Michael Hernandez is president of the Undergraduate Student Government at the University of Connecticut
One week ago, the Undergraduate Student Government’s Governing Board issued a non-binding vote of no confidence in light of my support of free speech legislation and private comments that were published online. This decision has generated confusion and controversy among the student body, so it is important to clarify the nature of this legislation and the context of my comments. More importantly, we need to come together as a student government and campus community to reaffirm our commitment to shared governance, free speech and inclusion at a time when our country is not providing frameworks of civil discourse due to increasing political polarization.
My comments regarding minoritized and marginalized groups were taken out of two contexts. First, my comments were taken out of the context of a private conversation that took place over the course of two days, which ranged from topics such as free speech to the cultural moment we are living in. Second, my comments were taken out of the context of my personal experience. As someone who has experienced marginalization because of my immigration status and ethnicity, I understand the boundaries of free speech and the bigotry that lurks behind many political and civic movements. For instance, one of my family members in Honduras was murdered during a municipal campaign in 2014 for offering a platform that challenged the political orthodoxy and power structure of my hometown. In Honduras and the rest of the world, free speech has a high price. Protecting free speech is deeply personal for me.
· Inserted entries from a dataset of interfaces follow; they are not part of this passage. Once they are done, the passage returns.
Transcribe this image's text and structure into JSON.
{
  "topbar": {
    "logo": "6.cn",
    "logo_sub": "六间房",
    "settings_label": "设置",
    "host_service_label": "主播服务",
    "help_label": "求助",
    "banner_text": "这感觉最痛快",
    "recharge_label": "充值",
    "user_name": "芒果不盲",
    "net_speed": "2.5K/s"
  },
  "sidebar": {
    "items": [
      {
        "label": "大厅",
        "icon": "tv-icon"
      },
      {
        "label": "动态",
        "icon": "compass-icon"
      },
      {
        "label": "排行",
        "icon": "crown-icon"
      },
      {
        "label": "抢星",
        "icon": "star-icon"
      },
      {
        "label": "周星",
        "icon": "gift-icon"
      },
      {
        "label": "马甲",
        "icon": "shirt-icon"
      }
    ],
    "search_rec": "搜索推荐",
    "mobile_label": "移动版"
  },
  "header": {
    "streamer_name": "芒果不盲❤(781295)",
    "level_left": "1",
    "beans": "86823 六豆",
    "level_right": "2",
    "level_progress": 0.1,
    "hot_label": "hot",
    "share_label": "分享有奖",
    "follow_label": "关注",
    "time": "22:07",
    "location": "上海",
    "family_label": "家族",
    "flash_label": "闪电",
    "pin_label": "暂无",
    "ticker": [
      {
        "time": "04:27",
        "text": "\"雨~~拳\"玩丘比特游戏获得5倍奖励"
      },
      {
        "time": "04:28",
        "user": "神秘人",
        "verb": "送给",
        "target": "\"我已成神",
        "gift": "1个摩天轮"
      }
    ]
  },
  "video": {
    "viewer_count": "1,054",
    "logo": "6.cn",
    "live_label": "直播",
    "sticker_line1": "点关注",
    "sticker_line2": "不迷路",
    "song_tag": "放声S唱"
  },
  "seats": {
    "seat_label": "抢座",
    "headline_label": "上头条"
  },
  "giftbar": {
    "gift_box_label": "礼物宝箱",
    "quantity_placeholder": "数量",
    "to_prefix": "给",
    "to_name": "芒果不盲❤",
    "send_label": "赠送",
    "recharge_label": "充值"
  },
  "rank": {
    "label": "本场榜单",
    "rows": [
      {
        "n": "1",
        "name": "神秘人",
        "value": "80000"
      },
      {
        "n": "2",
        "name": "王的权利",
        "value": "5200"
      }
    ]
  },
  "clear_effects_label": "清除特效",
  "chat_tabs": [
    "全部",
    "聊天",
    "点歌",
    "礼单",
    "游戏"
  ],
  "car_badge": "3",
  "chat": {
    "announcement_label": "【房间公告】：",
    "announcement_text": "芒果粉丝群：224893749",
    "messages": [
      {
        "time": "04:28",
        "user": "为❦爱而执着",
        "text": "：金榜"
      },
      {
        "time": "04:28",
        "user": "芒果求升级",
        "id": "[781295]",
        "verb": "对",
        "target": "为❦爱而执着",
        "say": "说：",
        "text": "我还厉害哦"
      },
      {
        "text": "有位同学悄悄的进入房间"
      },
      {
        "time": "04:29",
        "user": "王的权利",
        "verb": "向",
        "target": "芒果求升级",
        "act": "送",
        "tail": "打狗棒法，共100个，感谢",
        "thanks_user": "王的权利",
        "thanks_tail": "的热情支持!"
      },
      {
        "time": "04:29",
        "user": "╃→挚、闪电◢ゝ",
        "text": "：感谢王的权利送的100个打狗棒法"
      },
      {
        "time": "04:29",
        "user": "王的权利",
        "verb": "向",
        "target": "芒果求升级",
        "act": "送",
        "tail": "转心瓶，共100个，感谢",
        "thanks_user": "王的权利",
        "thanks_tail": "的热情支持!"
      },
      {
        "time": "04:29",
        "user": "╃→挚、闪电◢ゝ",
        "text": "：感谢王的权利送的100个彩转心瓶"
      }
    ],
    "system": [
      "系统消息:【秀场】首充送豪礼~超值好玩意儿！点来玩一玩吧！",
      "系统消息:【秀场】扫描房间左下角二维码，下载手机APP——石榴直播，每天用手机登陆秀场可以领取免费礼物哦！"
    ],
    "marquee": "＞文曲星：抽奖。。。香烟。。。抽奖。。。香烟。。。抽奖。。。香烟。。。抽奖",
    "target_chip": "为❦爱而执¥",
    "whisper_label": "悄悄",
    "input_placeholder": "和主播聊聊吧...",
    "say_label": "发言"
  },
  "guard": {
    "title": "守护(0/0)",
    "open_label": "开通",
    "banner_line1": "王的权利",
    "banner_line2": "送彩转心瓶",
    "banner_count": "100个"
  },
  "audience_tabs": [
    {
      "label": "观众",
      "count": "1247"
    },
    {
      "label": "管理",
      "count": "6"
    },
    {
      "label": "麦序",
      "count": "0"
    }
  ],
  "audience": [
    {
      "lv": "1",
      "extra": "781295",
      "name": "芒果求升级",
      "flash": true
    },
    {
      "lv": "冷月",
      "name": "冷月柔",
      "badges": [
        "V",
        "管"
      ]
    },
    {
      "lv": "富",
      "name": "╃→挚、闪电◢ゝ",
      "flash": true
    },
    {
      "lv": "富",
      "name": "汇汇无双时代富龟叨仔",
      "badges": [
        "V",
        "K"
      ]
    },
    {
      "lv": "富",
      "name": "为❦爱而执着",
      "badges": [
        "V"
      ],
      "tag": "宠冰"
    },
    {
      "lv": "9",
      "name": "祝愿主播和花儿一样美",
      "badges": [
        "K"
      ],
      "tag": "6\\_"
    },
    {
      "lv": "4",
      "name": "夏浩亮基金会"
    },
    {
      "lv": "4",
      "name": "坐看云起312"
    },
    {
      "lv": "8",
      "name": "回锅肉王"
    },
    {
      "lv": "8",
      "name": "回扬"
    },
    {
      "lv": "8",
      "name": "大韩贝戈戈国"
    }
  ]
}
Fortunately, I have been able to overcome this family tragedy and my experiences with marginalization by using my voice to advocate for myself and others. Supporting and authoring USG’s free speech legislation is another example of my track record of empowering the most vulnerable members of our community, which includes working on the historic Afford to Dream Act and increasing representation in Stamford’s Advanced Placement classes. I have full faith and confidence that reaffirming free speech in the undergraduate student government and in the campus community at-large will empower all UConn students and help the most marginalized voices resist erasure. The free speech legislation is not a call to bigotry and hate speech but rather a call to speak freely and openly regardless of political orientation and self-identification.
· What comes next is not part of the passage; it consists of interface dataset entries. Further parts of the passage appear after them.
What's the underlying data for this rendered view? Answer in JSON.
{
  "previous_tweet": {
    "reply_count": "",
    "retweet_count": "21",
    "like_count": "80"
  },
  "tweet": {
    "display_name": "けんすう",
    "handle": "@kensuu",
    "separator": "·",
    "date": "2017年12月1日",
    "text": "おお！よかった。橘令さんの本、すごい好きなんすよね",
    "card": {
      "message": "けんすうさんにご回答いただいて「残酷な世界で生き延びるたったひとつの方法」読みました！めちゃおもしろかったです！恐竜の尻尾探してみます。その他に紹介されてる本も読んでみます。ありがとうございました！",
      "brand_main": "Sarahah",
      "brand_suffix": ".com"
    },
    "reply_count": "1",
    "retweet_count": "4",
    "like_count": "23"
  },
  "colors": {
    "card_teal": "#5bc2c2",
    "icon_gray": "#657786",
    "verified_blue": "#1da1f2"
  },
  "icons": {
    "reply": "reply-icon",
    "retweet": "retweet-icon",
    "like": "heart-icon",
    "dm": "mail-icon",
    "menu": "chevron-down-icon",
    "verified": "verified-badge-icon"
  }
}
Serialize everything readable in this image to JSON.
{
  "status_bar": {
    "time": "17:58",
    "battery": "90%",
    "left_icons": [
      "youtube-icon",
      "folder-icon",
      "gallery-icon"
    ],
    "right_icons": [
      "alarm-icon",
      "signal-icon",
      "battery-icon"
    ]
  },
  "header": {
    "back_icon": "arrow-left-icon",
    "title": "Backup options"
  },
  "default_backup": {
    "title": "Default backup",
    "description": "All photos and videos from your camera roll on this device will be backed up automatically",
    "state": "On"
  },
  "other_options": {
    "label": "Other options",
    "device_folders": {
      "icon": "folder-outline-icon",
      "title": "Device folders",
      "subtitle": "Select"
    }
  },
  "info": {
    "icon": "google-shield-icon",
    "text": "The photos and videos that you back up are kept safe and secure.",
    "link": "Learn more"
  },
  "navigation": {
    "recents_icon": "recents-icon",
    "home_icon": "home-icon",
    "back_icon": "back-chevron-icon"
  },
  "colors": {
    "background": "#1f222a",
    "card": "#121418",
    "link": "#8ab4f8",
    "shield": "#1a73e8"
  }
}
Moreover, free speech is a value that has formed part of the social and political fabric of the United States since its founding. In fact, one of the key functions of universities is to create spaces where students can express themselves openly and freely and learn from each other’s ideas, even if there are disagreements. Thus, USG’s free speech legislation calls for the adoption of the Chicago Statement, which is one of the strongest affirmations of free speech by a major university and has been adopted by 81 institutions nationwide. Indeed, it is no secret that American universities promote values such as free speech. This commitment to speech enables shared governance in the public and private sectors and provides cohesion during times of disagreement and polarization.
In the era of cancel culture, increased polarization and political violence, it will be crucial for universities to protect free speech. The commitment to free speech (and by extension shared governance) starts at the grassroots level with students. It is a difficult conversation to have when our political leaders have abandoned some of these values and turned to partisan and ad hominem attacks. However, we are the new generation committed to the old values, and we have a responsibility to protect spaces such as the undergraduate student government that are built to empower all voices. I have confidence in shared governance, and I have full faith that we can have a conversation about free speech.